Our group did a great job of following us and getting us supplies when needed.  We can’t thank them enough for standing out there in the cold and rain.   The sun finally came out and the rain stopped at mile 25.5.    We finished and were very glad to be done.   The medal is great and the organization of this race is top notch.    They also offered showers at the local state park, and we took them up on the offer.   I was so cold and so thankful for a hot shower.    I would like to go back and try this one again when the sun is shining, although there is no shade on the course so I could see that being an issue as well.  

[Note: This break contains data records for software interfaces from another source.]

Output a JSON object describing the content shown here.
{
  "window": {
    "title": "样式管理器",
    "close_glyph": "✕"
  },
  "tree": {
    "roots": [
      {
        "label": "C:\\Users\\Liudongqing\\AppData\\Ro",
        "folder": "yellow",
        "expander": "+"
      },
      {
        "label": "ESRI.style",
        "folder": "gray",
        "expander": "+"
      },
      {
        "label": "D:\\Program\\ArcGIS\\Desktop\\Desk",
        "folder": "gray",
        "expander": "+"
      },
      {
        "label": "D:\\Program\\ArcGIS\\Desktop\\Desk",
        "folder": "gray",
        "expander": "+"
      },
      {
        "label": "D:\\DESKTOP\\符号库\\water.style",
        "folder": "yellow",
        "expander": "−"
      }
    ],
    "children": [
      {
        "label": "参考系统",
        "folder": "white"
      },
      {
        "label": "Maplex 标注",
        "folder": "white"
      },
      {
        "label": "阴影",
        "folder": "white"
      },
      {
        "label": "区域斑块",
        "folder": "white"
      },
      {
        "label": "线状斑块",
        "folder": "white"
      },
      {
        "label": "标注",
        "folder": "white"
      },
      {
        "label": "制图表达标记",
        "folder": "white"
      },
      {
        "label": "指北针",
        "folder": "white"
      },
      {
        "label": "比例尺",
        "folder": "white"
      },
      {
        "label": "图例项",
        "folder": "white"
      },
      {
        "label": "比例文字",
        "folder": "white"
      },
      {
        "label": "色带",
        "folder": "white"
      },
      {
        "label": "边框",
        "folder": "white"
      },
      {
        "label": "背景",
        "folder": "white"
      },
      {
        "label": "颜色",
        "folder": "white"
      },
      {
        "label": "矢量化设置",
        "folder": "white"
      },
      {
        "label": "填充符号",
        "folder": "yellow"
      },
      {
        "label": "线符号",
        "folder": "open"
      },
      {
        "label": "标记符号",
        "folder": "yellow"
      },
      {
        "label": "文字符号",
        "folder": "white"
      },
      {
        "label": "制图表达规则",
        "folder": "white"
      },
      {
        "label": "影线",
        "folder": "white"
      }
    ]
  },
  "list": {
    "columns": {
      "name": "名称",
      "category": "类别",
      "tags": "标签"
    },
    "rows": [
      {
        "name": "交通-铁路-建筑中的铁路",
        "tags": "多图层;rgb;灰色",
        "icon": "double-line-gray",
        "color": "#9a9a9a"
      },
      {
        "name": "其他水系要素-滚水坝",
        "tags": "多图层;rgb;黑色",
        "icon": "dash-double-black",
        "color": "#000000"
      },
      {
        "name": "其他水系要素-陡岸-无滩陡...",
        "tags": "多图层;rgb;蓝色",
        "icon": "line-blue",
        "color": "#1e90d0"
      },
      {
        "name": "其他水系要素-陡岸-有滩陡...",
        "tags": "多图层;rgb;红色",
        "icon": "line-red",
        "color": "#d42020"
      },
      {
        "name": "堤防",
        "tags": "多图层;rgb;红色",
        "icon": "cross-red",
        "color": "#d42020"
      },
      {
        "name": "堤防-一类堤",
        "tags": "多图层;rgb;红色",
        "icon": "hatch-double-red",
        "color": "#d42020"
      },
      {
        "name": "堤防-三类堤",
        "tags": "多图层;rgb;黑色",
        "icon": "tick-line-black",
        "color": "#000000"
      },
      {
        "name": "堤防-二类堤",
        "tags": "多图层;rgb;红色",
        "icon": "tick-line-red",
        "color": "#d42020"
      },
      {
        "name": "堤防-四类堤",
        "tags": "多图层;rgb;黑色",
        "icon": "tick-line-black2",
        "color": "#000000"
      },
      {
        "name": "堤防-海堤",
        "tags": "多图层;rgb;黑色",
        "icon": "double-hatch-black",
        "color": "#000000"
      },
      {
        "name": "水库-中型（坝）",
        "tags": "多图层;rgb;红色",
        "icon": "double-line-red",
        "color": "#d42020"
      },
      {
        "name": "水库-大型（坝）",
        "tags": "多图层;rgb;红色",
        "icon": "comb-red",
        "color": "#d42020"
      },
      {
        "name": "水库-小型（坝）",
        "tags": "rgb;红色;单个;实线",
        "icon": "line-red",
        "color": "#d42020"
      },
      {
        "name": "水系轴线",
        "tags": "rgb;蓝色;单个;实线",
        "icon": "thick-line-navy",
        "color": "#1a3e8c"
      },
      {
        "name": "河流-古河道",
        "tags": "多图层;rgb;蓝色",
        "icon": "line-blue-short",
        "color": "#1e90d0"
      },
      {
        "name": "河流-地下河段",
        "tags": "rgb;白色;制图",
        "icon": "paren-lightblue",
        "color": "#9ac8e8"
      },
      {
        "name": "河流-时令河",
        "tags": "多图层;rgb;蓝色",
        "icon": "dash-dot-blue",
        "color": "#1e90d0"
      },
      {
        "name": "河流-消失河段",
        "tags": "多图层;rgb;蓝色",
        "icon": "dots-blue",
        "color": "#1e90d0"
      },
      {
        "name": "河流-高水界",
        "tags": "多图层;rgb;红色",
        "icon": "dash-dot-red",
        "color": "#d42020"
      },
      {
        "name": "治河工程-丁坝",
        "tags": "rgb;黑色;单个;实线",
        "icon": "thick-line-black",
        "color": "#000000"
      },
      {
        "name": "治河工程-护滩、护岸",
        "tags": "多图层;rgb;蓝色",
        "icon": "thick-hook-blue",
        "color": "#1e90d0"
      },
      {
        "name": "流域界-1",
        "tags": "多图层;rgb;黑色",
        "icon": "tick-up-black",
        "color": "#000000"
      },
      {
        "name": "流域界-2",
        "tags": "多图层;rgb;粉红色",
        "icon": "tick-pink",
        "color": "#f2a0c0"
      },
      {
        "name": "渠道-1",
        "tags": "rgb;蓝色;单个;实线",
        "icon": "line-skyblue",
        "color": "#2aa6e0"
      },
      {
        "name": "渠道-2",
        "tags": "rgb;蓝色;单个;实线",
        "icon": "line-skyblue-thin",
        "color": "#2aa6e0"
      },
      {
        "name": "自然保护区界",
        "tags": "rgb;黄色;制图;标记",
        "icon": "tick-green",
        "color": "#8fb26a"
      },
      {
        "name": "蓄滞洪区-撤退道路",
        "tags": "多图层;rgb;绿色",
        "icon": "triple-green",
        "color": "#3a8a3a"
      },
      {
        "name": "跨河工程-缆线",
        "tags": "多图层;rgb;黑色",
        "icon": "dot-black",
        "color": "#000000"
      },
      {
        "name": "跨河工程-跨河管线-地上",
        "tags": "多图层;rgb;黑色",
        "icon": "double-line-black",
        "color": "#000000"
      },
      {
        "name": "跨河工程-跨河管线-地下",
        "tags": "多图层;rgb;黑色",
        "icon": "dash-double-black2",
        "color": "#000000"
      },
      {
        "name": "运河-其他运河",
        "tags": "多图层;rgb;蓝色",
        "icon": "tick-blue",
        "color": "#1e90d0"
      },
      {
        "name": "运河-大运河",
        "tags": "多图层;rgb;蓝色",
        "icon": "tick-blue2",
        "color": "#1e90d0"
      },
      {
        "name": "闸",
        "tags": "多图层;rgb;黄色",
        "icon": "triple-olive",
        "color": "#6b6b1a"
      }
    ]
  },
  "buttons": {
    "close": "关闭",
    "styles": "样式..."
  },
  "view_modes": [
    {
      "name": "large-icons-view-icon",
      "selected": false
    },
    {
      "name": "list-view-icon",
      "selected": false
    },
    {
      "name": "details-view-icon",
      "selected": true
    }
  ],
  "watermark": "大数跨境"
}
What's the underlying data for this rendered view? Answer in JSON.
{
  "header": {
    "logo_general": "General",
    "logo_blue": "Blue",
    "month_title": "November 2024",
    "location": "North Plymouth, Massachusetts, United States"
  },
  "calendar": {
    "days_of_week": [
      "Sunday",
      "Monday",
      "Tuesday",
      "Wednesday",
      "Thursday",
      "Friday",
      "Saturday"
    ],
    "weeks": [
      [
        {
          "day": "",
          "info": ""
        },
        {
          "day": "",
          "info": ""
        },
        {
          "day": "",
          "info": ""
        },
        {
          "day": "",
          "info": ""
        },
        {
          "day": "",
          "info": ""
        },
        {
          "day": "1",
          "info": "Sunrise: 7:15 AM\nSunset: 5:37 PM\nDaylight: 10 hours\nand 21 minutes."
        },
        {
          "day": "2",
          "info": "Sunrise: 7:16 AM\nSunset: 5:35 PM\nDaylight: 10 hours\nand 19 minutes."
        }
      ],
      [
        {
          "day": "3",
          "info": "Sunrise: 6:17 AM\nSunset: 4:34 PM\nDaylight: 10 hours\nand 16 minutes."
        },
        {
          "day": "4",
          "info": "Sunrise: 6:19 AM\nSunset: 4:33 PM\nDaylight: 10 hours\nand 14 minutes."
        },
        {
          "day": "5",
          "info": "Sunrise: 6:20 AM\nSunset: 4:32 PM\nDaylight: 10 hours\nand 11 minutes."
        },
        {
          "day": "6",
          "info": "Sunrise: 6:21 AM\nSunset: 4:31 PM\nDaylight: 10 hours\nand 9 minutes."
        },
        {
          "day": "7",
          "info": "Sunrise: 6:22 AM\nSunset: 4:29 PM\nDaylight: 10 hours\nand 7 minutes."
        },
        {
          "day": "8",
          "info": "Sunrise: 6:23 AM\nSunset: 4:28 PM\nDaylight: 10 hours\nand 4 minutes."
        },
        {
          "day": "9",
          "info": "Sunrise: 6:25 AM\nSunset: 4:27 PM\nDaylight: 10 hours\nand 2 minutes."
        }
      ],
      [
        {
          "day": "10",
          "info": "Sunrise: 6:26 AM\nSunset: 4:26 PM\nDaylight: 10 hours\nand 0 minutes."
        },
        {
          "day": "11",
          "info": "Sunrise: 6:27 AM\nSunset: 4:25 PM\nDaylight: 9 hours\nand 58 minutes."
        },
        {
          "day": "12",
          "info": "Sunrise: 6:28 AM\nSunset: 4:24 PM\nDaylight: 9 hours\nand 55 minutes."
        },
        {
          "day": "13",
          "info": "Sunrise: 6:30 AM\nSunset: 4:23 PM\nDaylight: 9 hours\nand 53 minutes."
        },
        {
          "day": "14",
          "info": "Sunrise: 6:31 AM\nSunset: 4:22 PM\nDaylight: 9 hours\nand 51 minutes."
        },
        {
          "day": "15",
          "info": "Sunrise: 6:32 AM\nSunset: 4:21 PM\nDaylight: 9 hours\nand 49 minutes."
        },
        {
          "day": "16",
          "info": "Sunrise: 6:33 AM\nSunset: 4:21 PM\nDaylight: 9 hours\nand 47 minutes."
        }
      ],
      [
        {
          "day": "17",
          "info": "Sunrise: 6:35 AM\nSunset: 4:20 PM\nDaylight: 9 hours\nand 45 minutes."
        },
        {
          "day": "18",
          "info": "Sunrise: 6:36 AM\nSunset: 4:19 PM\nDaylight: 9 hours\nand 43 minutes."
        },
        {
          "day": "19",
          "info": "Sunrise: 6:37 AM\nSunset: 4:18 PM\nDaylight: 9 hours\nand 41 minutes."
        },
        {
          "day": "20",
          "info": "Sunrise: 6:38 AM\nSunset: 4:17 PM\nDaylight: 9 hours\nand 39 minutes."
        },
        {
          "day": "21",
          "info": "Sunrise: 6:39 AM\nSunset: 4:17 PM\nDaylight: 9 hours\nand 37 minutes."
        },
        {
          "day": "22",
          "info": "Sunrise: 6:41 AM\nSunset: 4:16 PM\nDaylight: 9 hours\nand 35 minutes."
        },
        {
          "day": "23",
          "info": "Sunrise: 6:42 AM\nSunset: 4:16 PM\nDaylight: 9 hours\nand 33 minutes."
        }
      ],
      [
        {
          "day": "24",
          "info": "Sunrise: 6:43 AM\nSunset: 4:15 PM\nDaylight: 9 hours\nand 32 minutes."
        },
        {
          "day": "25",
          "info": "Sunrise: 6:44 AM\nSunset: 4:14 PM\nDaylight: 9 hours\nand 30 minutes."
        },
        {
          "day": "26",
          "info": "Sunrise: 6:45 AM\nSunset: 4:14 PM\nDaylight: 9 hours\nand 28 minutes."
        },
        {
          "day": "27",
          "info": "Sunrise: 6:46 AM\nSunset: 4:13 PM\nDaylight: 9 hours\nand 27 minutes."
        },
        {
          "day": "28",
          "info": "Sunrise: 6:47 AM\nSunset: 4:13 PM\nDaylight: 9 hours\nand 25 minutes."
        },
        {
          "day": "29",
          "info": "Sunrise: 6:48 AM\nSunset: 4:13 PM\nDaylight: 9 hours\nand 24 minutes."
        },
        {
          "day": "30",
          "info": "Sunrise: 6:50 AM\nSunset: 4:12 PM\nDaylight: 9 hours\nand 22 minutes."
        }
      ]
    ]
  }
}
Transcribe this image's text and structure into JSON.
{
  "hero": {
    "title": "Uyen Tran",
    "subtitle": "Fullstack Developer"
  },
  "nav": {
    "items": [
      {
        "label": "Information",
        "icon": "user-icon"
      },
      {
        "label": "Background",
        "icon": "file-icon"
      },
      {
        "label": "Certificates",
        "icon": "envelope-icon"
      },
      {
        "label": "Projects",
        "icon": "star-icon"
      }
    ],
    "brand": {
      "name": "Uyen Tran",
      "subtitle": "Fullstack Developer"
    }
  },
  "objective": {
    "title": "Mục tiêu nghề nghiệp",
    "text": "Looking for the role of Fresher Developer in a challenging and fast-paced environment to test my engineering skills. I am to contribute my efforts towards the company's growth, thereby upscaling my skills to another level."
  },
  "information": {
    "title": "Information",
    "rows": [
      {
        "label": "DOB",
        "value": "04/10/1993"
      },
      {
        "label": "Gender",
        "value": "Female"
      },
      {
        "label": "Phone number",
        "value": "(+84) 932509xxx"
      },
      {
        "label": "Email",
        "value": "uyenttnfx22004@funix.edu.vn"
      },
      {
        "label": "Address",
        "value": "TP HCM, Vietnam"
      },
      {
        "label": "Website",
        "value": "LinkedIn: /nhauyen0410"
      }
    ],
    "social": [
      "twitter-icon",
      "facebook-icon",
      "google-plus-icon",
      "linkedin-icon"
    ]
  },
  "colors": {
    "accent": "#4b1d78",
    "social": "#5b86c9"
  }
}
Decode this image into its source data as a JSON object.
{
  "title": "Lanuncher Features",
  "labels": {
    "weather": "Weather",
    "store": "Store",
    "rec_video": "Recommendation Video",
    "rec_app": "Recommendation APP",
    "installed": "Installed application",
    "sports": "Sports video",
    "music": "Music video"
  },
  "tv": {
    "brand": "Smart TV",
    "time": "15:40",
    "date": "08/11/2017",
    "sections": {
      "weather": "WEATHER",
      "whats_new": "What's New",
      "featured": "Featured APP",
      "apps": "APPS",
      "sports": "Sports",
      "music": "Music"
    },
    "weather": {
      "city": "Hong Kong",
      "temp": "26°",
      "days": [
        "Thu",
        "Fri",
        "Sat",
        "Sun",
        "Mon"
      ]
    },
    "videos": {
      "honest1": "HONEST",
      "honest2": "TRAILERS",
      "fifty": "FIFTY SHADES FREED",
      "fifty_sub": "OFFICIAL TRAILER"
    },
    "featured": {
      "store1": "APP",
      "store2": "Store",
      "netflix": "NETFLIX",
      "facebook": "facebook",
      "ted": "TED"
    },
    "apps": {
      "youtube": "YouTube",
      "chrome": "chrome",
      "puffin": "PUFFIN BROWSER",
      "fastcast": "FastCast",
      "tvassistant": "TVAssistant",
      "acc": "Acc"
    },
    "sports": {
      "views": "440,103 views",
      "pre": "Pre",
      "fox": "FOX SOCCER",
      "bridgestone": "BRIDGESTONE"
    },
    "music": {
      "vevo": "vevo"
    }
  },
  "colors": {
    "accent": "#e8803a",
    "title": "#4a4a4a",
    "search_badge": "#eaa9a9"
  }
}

Dave's Comments

This was pretty awful.   Not my worst experience, but just yucky (as evidenced by lack of photos).  The good news was the spectators could not go anywhere near the start so we got to sleep in.  We left the hotel around 7, got breakfast at Basha's Grocery, and ended up hanging out around mile 6.5 with the local neighborhood cheering squad.   They were nice and offered us coffee.  The rain started coming down a bit harder at this point and we were not prepared for it.   Mile 8 was by a Walgreens - umbrellas were procured.   The course was open to cars so we had an easy time spectating and we had a good handle on timing of how long we could stay in the car before they showed up.   Although it was cloudy we did get to see some nicely landscaped homes with cacti and other desert things.

Snacking options were available at a few locations.  Basha's Grocery had great donuts at a very reasonable price plus most of them had Starbucks inside.

At Mile 24 we were across from the rodeo grounds.  Per the officer we could have cut into the finish area by going that way.   Not really.  Only shuttle buses could cut through.   We decided to try to beat the clock and go the long way around.  I failed.   As we were walking toward the finish I saw our runners in the distance approaching the line.   Nuts.   We got the runners to the State Park for showers while the rest of us took in the only 20 minutes of sunlight that day.  We got Subway sandwiches for lunch then proceeded to drive 4 hours towards the Grand Canyon.

Here's the video: